(Stored data entries)
--*--

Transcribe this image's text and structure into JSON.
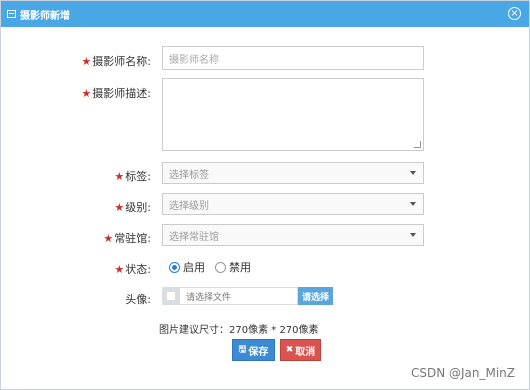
{
  "dialog": {
    "title": "摄影师新增",
    "close_label": "×"
  },
  "form": {
    "required_mark": "★",
    "name": {
      "label": "摄影师名称:",
      "placeholder": "摄影师名称"
    },
    "description": {
      "label": "摄影师描述:"
    },
    "tags": {
      "label": "标签:",
      "value": "选择标签"
    },
    "level": {
      "label": "级别:",
      "value": "选择级别"
    },
    "venue": {
      "label": "常驻馆:",
      "value": "选择常驻馆"
    },
    "status": {
      "label": "状态:",
      "options": [
        "启用",
        "禁用"
      ],
      "selected": "启用"
    },
    "avatar": {
      "label": "头像:",
      "placeholder": "请选择文件",
      "button": "请选择"
    },
    "hint": "图片建议尺寸：270像素 * 270像素"
  },
  "actions": {
    "save_icon": "floppy-disk-icon",
    "save": "保存",
    "cancel_icon": "x-icon",
    "cancel": "取消"
  },
  "watermark": "CSDN @Jan_MinZ"
}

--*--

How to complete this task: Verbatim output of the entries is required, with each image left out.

Solution to the exercise:
Transcribe this image's text and structure into JSON.
{
  "dialog": {
    "title": "摄影师新增",
    "close_label": "×"
  },
  "form": {
    "required_mark": "★",
    "name": {
      "label": "摄影师名称:",
      "placeholder": "摄影师名称"
    },
    "description": {
      "label": "摄影师描述:"
    },
    "tags": {
      "label": "标签:",
      "value": "选择标签"
    },
    "level": {
      "label": "级别:",
      "value": "选择级别"
    },
    "venue": {
      "label": "常驻馆:",
      "value": "选择常驻馆"
    },
    "status": {
      "label": "状态:",
      "options": [
        "启用",
        "禁用"
      ],
      "selected": "启用"
    },
    "avatar": {
      "label": "头像:",
      "placeholder": "请选择文件",
      "button": "请选择"
    },
    "hint": "图片建议尺寸：270像素 * 270像素"
  },
  "actions": {
    "save_icon": "floppy-disk-icon",
    "save": "保存",
    "cancel_icon": "x-icon",
    "cancel": "取消"
  },
  "watermark": "CSDN @Jan_MinZ"
}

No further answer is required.